━━ RECORD EXCERPTS ━━

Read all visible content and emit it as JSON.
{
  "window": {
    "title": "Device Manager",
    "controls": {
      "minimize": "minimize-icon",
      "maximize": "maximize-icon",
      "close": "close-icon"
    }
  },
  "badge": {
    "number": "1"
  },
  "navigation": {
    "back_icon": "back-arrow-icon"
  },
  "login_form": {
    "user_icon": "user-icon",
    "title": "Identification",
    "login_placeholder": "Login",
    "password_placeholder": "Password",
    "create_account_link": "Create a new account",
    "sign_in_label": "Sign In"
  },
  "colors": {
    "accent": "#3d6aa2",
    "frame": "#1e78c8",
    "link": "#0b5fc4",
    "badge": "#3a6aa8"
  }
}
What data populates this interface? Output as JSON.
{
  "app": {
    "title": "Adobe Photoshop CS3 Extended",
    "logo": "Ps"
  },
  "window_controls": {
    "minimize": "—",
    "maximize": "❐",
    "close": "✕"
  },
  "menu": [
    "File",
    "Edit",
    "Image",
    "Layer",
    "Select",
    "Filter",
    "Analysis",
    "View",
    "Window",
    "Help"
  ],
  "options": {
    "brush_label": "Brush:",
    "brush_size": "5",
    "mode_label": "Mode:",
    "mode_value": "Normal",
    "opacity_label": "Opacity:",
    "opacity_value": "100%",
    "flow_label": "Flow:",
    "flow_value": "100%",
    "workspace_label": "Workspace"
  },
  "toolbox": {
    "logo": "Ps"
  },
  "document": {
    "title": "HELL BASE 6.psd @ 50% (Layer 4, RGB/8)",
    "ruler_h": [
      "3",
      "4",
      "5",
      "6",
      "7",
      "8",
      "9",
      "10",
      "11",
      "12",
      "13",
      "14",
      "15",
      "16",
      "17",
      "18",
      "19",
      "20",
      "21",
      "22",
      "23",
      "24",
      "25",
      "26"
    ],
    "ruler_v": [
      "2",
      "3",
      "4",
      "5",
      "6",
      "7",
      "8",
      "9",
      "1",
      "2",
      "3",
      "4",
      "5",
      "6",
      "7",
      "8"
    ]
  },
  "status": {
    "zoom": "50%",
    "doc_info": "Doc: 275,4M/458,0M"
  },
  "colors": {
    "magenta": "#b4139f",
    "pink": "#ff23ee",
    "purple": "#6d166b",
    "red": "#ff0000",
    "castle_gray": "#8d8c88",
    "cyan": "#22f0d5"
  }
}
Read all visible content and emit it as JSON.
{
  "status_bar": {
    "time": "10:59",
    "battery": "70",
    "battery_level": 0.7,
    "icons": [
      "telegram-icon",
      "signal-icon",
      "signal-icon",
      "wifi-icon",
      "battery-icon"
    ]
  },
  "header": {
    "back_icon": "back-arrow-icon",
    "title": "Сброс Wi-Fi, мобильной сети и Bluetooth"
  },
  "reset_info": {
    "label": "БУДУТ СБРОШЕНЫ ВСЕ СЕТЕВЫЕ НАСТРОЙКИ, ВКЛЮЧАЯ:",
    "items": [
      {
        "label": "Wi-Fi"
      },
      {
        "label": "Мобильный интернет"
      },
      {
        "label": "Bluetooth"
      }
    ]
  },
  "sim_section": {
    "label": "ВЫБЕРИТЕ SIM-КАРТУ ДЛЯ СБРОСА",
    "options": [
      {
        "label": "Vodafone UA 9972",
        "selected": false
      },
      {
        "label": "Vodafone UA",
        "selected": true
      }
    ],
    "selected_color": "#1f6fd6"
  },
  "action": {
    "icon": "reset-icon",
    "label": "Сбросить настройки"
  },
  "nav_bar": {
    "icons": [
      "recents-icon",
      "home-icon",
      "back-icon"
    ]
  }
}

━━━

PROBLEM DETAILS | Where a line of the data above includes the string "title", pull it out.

SOLVED EXERCISE |
    "title": "Device Manager",
    "title": "Identification",
    "title": "Adobe Photoshop CS3 Extended",
    "title": "HELL BASE 6.psd @ 50% (Layer 4, RGB/8)",
    "title": "Сброс Wi-Fi, мобильной сети и Bluetooth"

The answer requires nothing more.